What to produce: For each line below that includes the string "series", show the whole line.

App and web page records:

^^^^^^^^^^^^^^^^

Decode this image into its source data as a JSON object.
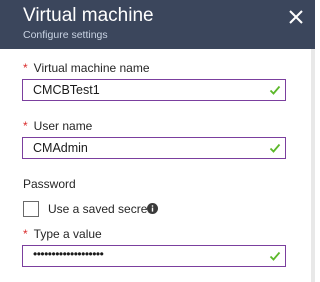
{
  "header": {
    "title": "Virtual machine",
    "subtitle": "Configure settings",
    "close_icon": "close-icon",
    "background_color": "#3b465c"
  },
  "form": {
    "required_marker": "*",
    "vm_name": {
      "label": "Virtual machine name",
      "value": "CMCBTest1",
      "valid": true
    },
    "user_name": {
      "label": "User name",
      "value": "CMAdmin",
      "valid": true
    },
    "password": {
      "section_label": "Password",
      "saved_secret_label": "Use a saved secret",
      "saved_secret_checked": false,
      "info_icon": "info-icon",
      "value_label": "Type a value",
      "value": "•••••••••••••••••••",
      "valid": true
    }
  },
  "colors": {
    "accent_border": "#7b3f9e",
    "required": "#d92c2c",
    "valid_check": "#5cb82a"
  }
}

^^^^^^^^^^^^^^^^

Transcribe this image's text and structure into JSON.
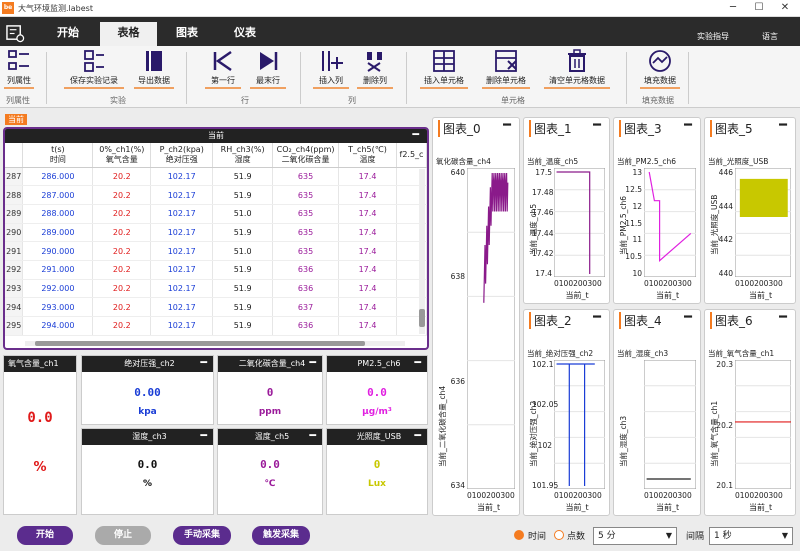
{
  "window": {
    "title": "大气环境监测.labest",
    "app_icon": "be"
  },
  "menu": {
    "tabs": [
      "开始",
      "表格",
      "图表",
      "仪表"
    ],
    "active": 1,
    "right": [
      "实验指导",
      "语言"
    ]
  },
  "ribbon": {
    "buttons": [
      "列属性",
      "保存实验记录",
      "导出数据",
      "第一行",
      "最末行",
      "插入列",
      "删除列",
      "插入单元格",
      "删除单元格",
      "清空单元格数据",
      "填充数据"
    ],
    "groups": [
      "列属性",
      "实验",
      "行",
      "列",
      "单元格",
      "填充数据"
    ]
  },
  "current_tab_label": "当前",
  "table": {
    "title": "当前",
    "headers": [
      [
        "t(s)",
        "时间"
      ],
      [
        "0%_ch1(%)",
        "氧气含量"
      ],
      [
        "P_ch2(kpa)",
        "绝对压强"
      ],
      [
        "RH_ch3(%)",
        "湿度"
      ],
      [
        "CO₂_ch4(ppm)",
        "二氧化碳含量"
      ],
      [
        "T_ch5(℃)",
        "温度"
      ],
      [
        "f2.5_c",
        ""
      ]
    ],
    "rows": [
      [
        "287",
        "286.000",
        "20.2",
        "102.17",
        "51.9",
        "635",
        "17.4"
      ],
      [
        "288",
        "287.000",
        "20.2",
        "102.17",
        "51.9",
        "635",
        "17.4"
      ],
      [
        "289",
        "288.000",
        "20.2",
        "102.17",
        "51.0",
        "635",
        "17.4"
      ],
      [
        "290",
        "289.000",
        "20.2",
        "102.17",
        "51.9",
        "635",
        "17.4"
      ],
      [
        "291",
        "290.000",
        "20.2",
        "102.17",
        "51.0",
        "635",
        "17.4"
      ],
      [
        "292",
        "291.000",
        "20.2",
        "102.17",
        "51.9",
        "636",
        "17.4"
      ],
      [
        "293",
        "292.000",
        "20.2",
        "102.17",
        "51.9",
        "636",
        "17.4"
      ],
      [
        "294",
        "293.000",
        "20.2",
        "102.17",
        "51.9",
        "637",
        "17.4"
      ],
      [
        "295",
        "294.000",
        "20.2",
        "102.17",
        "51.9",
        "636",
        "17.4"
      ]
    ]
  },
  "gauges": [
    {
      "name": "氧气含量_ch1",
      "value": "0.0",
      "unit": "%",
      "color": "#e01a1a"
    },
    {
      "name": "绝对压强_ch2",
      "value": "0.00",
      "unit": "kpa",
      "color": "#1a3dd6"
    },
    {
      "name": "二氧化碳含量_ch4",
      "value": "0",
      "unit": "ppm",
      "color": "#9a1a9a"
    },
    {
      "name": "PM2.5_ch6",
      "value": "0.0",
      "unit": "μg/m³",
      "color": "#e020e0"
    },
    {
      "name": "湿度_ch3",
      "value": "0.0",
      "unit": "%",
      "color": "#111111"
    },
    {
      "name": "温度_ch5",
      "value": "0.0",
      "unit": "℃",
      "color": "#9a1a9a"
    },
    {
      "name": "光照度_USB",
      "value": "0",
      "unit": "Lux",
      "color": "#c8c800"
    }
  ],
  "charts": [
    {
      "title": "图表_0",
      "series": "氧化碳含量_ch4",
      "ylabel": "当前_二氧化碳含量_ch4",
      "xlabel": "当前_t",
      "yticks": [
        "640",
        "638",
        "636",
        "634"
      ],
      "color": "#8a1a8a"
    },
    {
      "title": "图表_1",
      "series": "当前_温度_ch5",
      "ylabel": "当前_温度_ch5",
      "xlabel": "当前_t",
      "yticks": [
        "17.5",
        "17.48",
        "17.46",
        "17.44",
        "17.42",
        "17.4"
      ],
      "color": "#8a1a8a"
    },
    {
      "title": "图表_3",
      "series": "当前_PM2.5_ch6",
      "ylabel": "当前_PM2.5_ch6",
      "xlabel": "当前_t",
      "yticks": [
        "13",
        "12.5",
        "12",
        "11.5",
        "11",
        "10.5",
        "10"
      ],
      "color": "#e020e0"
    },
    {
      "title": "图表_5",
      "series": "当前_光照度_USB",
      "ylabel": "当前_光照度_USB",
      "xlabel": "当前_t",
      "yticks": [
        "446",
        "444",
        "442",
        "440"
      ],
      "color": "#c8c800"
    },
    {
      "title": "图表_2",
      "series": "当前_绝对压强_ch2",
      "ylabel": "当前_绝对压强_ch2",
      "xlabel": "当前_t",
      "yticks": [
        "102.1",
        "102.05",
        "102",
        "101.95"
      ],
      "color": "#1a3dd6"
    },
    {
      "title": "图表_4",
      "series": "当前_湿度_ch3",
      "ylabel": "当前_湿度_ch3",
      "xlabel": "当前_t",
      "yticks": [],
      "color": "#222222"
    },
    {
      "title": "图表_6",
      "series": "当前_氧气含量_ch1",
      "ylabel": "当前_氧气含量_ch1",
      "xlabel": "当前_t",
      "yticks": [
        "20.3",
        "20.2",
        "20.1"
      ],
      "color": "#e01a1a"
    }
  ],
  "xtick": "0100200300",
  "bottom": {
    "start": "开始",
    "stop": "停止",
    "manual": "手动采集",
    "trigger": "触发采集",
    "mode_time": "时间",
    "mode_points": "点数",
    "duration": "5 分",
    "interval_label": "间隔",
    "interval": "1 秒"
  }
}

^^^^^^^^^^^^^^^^

Task solution:
      "series": "氧化碳含量_ch4",
      "series": "当前_温度_ch5",
      "series": "当前_PM2.5_ch6",
      "series": "当前_光照度_USB",
      "series": "当前_绝对压强_ch2",
      "series": "当前_湿度_ch3",
      "series": "当前_氧气含量_ch1",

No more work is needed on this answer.